• Economic Personalism. When you purchase a copy of Economic Personalism: Property, Power and Justice for Every Person, be sure you post a review after you’ve read it. It is available on both Amazon and Barnes and Noble at the cover price of $10 per copy. You can also download the free copy in .pdf available from the CESJ website. If you’d like to order in bulk (i.e., ten or more copies) at the wholesale price, send an email to email@example.com for details. CESJ members get a $2 rebate per copy on submission of proof of purchase. Wholesale case lots of 52 copies are available at $350, plus shipping (whole case lots ONLY). Prices are in U.S. dollars.

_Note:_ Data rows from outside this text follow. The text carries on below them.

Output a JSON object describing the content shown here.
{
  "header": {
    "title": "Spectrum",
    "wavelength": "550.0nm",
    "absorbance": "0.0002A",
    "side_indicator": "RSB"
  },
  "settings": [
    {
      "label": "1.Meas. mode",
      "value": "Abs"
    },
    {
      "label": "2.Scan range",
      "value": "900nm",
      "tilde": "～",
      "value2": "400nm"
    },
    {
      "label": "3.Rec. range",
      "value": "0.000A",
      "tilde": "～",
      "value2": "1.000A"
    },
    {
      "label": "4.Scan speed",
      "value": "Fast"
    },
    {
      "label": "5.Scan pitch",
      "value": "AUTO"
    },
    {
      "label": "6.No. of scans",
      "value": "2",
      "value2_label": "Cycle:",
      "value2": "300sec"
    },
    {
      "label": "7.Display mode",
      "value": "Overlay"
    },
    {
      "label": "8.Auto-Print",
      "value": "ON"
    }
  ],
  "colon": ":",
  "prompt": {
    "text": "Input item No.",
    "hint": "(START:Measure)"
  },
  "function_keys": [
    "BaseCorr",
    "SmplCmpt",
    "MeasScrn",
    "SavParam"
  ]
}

• Sensus Fidelium Videos, Update. CESJ’s new series of videos for Sensus Fidelium contrasting economic personalism and the Great Reset is off to a good start, although we missed this past week due to unforeseen circumstances. The latest is “A Meeting With Pope Francis,” which can be found on the “Playlist” for the series. The previous series of sixteen videos on socialism is also available by clicking on the link: “Socialism, Modernism, and the New Age,” along with some book reviews and other selected topics. For “interfaith” presentations to a Catholic audience they’ve proved to be popular, with more than 97,000 views to date. They aren’t really “Just Third Way videos,” but they do incorporate a Just Third Way perspective. You can access the playlist for the entire series The point of the videos is to explain how socialism and socialist assumptions got such a stranglehold on the understanding of the role of the State and thus the interpretation of Catholic social teaching, and even the way non-Catholics and even non-Christians understand the roles of Church, State, and Family, and the human person’s place in society.
|"I FORGOT TO USE 'SMILE'!"|
• Shop online and support CESJ’s work! Did you know that by making your purchases through the Amazon Smile program, Amazon will make a contribution to CESJ? Here’s how: First, go to https://smile.amazon.com/. Next, sign in to your Amazon account. (If you don’t have an account with Amazon, you can create one by clicking on the tiny little link below the “Sign in using our secure server” button.) Once you have signed into your account, you need to select CESJ as your charity — and you have to be careful to do it exactly this way: in the space provided for “Or select your own charitable organization” type “Center for Economic and Social Justice Arlington.” If you type anything else, you will either get no results or more than you want to sift through. Once you’ve typed (or copied and pasted) “Center for Economic and Social Justice Arlington” into the space provided, hit “Select” — and you will be taken to the Amazon shopping site, all ready to go.
• Blog Readership. We have had visitors from 37 different countries and 39 states and provinces in the United States and Canada to this blog over the past week. Most visitors are from the United States, India, the United Kingdom, Canada, and Australia. The most popular postings this past week in descending order were “News from the Network, Vol. 14, No. 01,” “Social Justice IV: The Characteristics of Social Justice,” “JTW Podcast: Book Review of Economic Personalism,” “More Policy Objective of Economic Democracy,” and “A ‘Debt Tsunami’.”
Those are the happenings for this week, at least those that we know about. If you have an accomplishment that you think should be listed, send us a note about it at mgreaney [at] cesj [dot] org, and we’ll see that it gets into the next “issue.” Due to imprudent language on the part of some commentators, we removed temptation and disabled comments.